A few weeks ago Angela Bell from the University of Iowa shared Dan Bobinski’s article “Is your leadership developing or diminishing?” with her cohort and now I’d like to share it with everyone.
As Bobinski, a training specialist, author, and president of Associates at Leadership Development, indicates, too many leaders easily get caught up in the immediate and forget, or neglect, the important.
He notes that at the core, leaders are responsible for identifying the best course of action, to keep their organizations on track, and monitoring and acting on three key factors:
1. Ideas – opportunities and possibilities for the organization
2. The horizon – those trends, predictions, advances in technology, etc. that will impact the organization’s future
3. The organization’s capabilities – knowing what the organization can and cannot do.
But, doing this, while necessary, is not sufficient for having a successful organization. In addition you must:
4. Communicate ideas throughout the organization
5. Listen carefully to feedback
6. Adjust ideas based on feedback and the horizon
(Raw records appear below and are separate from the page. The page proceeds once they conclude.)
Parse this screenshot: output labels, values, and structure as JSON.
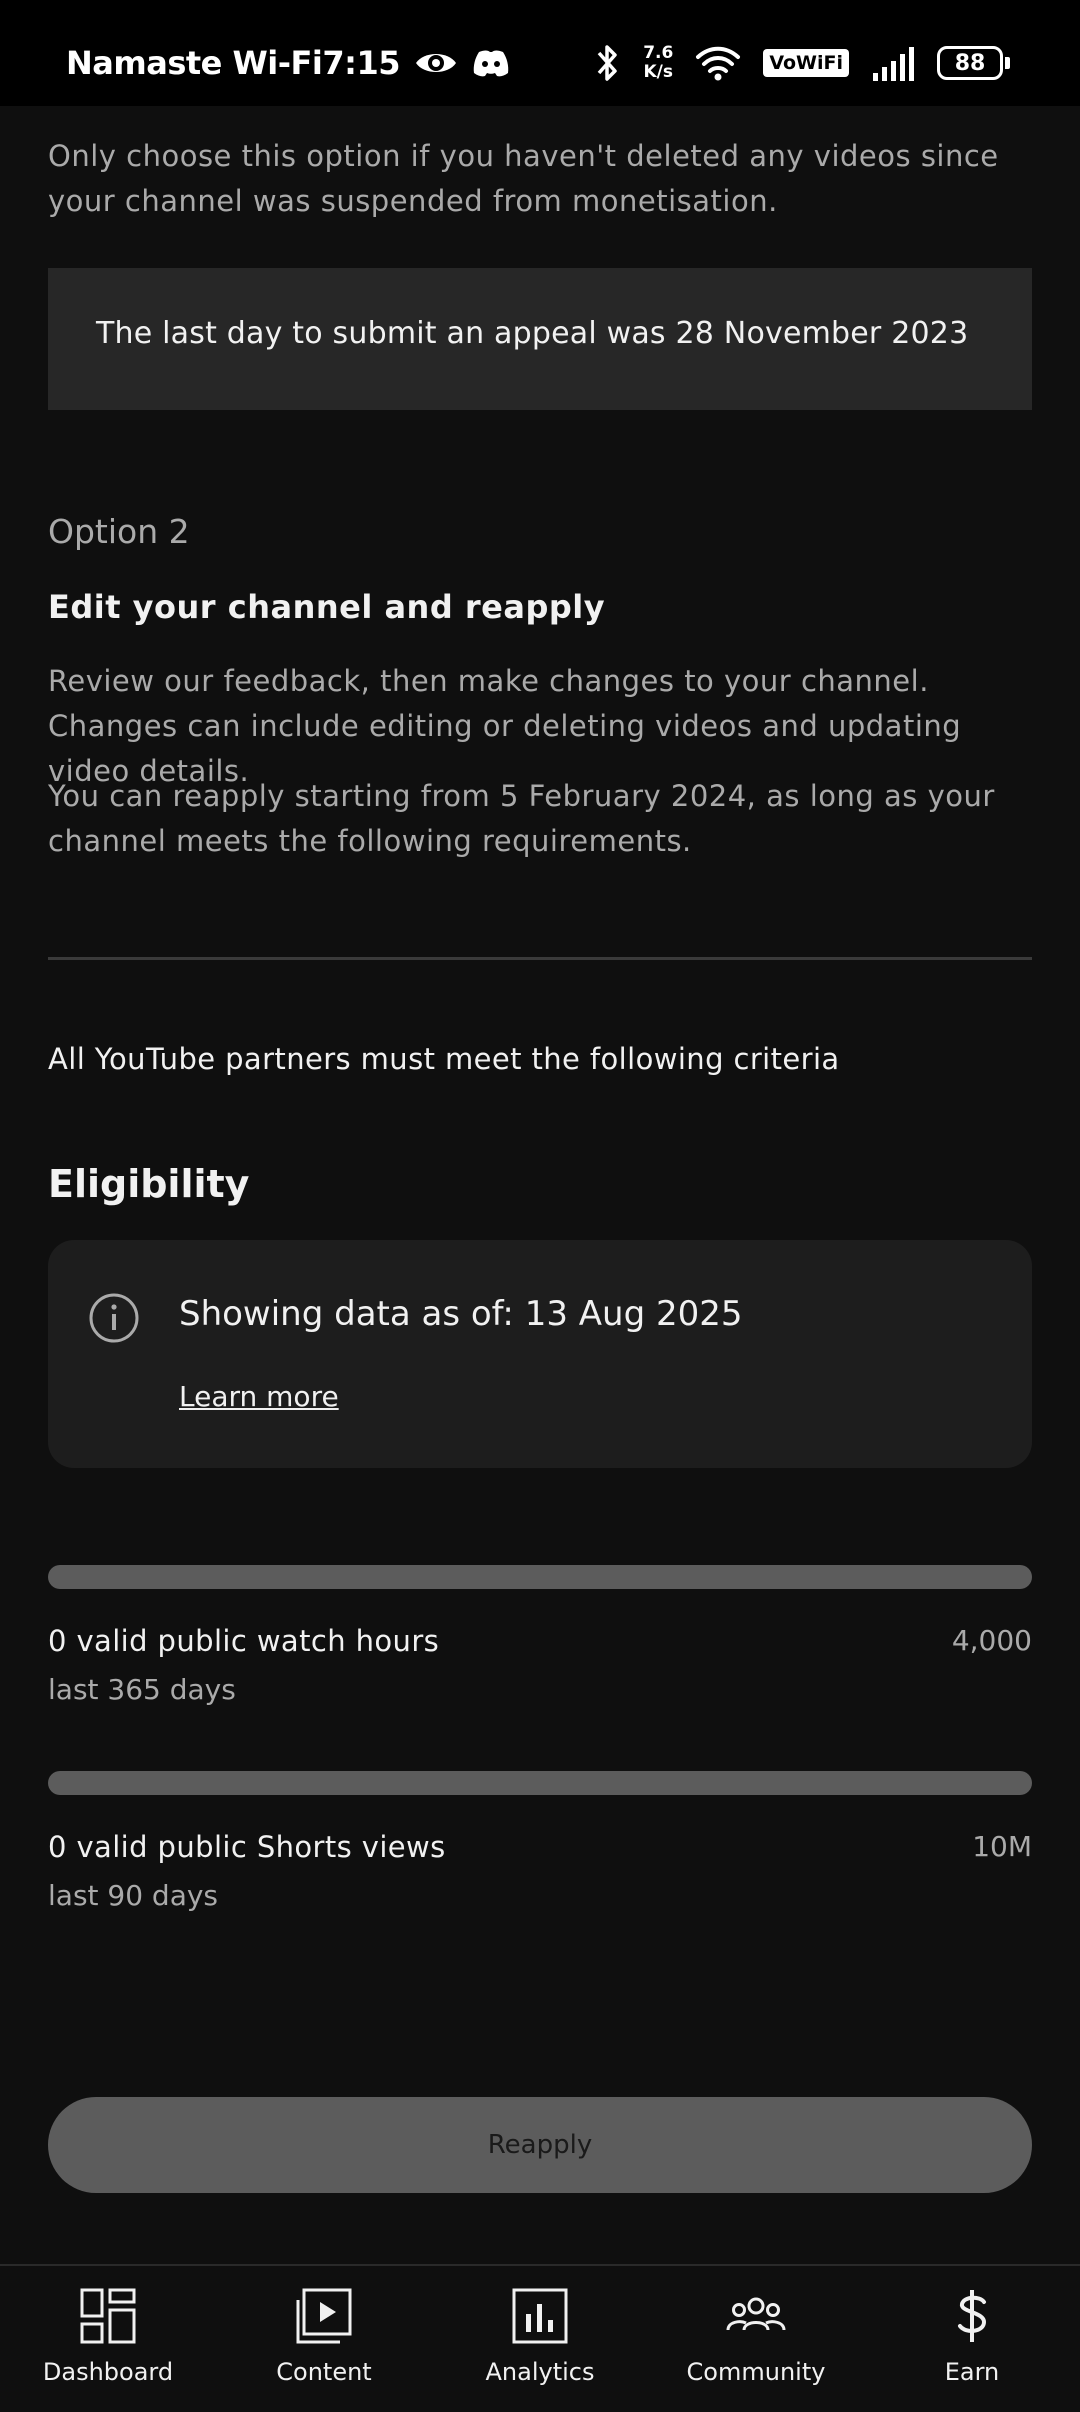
{
  "status_bar": {
    "carrier": "Namaste Wi-Fi",
    "time": "7:15",
    "net_speed_value": "7.6",
    "net_speed_unit": "K/s",
    "vowifi": "VoWiFi",
    "battery": "88",
    "icons": [
      "eye-icon",
      "discord-icon",
      "bluetooth-icon",
      "wifi-icon",
      "signal-icon",
      "battery-icon"
    ]
  },
  "content": {
    "paragraph_1": "Only choose this option if you haven't deleted any videos since your channel was suspended from monetisation.",
    "banner_text": "The last day to submit an appeal was 28 November 2023",
    "option_label": "Option 2",
    "option_title": "Edit your channel and reapply",
    "paragraph_2": "Review our feedback, then make changes to your channel. Changes can include editing or deleting videos and updating video details.",
    "paragraph_3": "You can reapply starting from 5 February 2024, as long as your channel meets the following requirements.",
    "criteria_text": "All YouTube partners must meet the following criteria",
    "eligibility_title": "Eligibility",
    "info_card": {
      "text": "Showing data as of: 13 Aug 2025",
      "link": "Learn more"
    },
    "metrics": [
      {
        "label": "0 valid public watch hours",
        "target": "4,000",
        "period": "last 365 days",
        "progress": 0
      },
      {
        "label": "0 valid public Shorts views",
        "target": "10M",
        "period": "last 90 days",
        "progress": 0
      }
    ],
    "reapply_button": "Reapply"
  },
  "bottom_nav": [
    {
      "label": "Dashboard",
      "icon": "dashboard-icon"
    },
    {
      "label": "Content",
      "icon": "content-icon"
    },
    {
      "label": "Analytics",
      "icon": "analytics-icon"
    },
    {
      "label": "Community",
      "icon": "community-icon"
    },
    {
      "label": "Earn",
      "icon": "earn-icon"
    }
  ],
  "colors": {
    "background": "#0f0f0f",
    "banner": "#272727",
    "card": "#1d1d1d",
    "progress_track": "#5c5c5c",
    "text_primary": "#f1f1f1",
    "text_secondary": "#aaaaaa"
  }
}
7. Equip the organization for meeting its goals.
Seven action items for your practice as a leader. Bobinski doesn’t leave it there. He tells you a story to cement the ideas in your mind. You are a river guide for a whitewater rafting company:
“When you start a trip down the river, the main mission is to provide an enjoyable but safe journey for your guests. You have some ideas of what you can do to keep things enjoyable but safe, but you also know the river can change daily. So, throughout the trip you keep your eyes on the conditions of the river – the horizon. You also remain aware of the capabilities of your oarsmen.
”As you’re floating down the river you look ahead and notice a large tree branch jammed in some rocks (monitoring the horizon). You need to avoid it (a good idea), so you shout a comand for those on the right side of the raft to start rowing hard (good communication). Unfortunately, everyone on that side of the raft suddenly discovers their oars are broken, probably from the last set of rapids. But when they tell you, your only reply is “Just make it happen!! Row now!!”
The error? Not listening to and responding to the feedback.
I hope you’ll make this guide a practice as you continue your journey.
Have a great week. . . . . . jim